The Amur leopard (Panthera pardus orientalis) is native to the Primorye region of southeastern Russia and the Jilin Province of northeast China.
|It is classified as critically endangered since 1996 by IUCN. Census data published in 2015 indicate that the population is 57 Amur leopards in Russia, and up to 12 Amur leopards in adjacent areas of China.|
|The black rhinoceros (Diceros bicornis) is native to eastern and central Africa. Although the rhinoceros is referred to as black, its colors vary from brown to grey.|
The species overall is classified as critically endangered, and three subspecies, one including the western black rhinoceros, were declared extinct by the IUCN in 2011.
Poachers remain the biggest threat to the black rhino. There were approximately 5055 animals in 2012.
|Cross River gorillas are scattered in at least 11 groups across the lowland montane forests and rainforests of Cameroon and Nigeria. Because the gorillas are wary of humans and inhabit rugged territory, scientists have been unable to count these gorillas directly. Instead researchers have used nest counts, and estimated range sizes to determine that there are only about 200 to 300 of these gorillas left in the wild.|
Data shows the worldwide hawksbill sea turtle population had declined by 80% in the three most recent generations.
|The hawksbill sea turtle (Eretmochelys imbricata) is critically endangered. Hawksbill shells were the primary source of tortoiseshell material used for decorative purposes. |
The turtles have a slow growth to maturity and slow reproductive rates.
|The 1996 population of the South China tiger was estimated to be just 30-80 individuals.|
Today the South China tiger is considered by scientists to be “functionally extinct,” as it has not been sighted in the wild for more than 25 years. No more than 100 South China tigers are under captive rearing in zoos and research bases today.
|Vaquita are the world’s most rare marine mammal and is on the edge of extinction.
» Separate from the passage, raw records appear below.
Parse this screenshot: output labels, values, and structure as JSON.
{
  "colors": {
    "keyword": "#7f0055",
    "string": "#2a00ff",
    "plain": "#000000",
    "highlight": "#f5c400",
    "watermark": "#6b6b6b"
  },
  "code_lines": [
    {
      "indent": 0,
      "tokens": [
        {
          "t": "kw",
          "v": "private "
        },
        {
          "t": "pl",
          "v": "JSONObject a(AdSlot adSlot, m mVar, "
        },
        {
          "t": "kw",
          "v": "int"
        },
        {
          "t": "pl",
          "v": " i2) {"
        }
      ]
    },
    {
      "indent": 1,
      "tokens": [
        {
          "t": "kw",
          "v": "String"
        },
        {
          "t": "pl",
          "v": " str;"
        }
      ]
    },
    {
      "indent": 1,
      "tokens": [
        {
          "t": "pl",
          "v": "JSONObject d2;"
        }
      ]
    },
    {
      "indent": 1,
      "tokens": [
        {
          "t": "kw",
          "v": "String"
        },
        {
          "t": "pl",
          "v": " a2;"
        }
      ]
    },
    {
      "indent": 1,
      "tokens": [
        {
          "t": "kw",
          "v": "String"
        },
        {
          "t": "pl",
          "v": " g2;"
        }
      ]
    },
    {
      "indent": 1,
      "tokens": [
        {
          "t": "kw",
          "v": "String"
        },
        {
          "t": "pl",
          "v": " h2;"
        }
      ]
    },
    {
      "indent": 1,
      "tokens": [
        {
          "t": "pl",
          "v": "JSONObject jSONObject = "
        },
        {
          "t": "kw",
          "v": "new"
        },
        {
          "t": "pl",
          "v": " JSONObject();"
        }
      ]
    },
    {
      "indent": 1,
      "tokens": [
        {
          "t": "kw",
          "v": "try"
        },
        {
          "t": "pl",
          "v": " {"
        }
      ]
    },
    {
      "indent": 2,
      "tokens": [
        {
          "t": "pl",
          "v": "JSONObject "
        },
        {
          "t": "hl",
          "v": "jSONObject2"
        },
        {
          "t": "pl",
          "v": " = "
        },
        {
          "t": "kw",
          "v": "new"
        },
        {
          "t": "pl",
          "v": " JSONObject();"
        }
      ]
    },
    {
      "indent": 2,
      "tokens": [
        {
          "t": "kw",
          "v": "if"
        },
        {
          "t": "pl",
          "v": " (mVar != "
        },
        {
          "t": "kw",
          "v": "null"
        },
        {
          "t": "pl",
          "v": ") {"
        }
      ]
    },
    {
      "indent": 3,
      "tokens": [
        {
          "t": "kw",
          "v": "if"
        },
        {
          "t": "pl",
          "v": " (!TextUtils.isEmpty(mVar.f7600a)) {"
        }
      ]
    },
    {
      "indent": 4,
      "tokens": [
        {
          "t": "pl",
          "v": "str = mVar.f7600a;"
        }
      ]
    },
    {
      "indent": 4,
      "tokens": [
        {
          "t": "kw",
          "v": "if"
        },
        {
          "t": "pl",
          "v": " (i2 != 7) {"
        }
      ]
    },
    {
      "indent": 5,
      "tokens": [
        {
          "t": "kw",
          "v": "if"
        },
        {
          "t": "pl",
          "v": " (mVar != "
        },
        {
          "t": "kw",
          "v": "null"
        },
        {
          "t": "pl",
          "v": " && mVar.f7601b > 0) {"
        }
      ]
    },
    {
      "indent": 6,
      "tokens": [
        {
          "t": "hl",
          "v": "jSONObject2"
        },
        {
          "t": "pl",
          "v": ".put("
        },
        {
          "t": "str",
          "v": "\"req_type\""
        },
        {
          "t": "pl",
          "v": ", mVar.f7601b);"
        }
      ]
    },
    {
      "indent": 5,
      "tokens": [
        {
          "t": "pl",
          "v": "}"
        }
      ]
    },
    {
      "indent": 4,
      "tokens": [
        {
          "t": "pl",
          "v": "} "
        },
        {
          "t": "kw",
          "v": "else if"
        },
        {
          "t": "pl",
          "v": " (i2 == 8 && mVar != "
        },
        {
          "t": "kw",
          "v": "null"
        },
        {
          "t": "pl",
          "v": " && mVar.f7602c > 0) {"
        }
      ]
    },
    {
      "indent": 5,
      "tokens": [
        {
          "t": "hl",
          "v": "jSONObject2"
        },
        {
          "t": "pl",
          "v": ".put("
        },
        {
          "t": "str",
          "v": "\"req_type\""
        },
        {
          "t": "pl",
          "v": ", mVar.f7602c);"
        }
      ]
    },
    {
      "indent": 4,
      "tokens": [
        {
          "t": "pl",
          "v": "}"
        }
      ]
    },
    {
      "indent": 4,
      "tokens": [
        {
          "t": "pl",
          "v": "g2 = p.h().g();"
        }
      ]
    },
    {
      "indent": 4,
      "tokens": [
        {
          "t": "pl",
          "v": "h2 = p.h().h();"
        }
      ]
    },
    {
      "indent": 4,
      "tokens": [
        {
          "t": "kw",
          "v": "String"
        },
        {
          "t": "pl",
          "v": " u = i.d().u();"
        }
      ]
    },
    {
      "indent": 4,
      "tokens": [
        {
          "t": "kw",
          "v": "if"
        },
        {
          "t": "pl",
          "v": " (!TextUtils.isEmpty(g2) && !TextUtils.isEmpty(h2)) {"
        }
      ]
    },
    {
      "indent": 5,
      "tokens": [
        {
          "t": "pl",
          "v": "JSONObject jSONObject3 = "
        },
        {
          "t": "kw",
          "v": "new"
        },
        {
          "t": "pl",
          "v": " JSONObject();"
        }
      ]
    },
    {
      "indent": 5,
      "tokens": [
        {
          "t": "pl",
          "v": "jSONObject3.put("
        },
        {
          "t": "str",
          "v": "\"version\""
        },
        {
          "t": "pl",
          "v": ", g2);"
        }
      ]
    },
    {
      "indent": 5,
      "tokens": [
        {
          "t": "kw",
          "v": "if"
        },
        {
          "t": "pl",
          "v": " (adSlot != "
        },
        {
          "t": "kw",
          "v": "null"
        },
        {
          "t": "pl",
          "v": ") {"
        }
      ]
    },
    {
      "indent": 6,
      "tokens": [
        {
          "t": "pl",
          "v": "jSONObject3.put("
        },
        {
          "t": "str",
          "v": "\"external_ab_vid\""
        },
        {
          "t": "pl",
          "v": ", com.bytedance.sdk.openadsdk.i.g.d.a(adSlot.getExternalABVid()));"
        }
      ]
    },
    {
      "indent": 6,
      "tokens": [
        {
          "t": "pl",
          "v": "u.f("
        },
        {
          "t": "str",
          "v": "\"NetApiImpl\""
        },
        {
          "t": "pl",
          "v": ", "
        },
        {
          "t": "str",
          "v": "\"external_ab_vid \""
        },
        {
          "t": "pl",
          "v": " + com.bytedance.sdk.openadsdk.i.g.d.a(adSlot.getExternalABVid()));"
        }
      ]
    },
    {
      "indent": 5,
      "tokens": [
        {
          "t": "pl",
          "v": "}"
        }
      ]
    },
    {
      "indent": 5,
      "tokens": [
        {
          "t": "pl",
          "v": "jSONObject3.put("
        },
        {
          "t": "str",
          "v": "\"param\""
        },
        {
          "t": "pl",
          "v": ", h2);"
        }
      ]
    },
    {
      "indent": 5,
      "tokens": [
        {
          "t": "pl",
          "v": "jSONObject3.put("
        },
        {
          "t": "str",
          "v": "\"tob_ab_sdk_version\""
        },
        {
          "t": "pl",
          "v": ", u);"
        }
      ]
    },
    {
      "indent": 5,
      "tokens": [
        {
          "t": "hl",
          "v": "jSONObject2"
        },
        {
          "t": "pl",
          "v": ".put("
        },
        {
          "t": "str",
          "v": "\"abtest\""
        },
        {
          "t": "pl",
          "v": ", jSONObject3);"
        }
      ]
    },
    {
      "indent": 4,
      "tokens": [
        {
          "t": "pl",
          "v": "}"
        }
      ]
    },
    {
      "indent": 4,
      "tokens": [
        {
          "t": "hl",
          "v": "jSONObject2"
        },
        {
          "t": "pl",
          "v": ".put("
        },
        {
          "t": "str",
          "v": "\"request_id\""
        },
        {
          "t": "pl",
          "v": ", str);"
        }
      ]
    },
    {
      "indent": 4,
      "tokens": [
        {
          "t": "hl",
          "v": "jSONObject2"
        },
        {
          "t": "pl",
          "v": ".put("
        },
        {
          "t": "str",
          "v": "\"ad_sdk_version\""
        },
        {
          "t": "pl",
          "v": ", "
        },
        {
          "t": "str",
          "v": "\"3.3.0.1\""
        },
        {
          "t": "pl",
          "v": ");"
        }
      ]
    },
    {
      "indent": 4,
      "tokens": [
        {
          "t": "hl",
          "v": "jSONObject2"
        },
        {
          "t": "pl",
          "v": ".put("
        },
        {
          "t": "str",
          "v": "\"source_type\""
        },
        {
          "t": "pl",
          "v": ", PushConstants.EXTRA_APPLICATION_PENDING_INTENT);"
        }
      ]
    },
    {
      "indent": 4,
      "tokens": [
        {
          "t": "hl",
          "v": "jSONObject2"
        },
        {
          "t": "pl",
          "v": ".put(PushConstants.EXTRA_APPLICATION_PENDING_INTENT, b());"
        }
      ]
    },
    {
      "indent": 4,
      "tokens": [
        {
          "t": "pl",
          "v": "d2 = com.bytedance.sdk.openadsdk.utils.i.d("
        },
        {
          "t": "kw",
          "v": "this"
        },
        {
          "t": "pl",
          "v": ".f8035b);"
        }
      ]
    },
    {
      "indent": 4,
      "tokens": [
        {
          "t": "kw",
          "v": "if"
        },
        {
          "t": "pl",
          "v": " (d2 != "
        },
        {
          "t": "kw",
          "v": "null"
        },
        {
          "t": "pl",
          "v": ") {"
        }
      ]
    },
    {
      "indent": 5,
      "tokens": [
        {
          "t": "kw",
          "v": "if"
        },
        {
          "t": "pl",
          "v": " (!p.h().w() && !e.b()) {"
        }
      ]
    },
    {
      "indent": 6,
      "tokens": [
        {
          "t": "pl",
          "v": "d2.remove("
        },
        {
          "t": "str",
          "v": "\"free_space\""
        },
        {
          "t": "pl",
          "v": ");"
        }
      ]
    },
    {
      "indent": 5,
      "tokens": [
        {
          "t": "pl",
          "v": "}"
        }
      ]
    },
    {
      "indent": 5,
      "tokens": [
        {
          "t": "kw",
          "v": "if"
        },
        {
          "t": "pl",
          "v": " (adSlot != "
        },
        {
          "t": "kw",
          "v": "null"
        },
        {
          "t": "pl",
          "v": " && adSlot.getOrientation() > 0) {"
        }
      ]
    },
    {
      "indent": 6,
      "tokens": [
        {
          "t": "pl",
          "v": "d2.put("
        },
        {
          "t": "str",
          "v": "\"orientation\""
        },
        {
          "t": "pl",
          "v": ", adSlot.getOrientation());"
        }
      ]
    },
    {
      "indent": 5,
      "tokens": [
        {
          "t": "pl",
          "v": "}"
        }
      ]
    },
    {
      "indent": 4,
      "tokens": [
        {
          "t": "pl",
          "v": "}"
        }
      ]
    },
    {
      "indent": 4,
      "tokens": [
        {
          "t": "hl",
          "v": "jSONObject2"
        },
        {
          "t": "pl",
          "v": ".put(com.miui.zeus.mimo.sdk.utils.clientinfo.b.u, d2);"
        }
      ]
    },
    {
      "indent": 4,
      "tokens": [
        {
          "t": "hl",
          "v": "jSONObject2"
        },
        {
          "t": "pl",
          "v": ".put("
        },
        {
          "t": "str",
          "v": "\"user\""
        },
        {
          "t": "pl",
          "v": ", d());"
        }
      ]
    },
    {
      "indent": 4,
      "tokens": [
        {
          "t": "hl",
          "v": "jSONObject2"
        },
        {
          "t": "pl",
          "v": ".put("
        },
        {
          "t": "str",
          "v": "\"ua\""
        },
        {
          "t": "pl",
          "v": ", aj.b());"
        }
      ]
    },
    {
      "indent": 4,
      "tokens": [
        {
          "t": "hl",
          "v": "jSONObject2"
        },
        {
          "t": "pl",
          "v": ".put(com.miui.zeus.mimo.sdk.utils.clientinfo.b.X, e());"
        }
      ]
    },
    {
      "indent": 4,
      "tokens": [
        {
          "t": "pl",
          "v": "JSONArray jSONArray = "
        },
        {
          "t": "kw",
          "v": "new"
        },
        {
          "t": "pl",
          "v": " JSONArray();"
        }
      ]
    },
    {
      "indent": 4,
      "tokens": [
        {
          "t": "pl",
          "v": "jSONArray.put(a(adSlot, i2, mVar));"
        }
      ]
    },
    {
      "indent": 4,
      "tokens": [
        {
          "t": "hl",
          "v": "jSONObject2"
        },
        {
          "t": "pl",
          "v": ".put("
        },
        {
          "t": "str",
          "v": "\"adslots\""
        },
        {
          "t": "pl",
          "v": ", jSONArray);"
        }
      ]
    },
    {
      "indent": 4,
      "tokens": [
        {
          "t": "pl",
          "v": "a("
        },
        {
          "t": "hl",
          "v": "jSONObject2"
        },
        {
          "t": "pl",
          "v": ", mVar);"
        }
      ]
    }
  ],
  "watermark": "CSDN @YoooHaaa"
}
The porpoise wasn't discovered until 1958. Vaquita are often caught and drowned in gillnets used by illegal fishing operations in marine protected areas within Mexico's Gulf of California.|
More than half of the population has been lost in the last three years.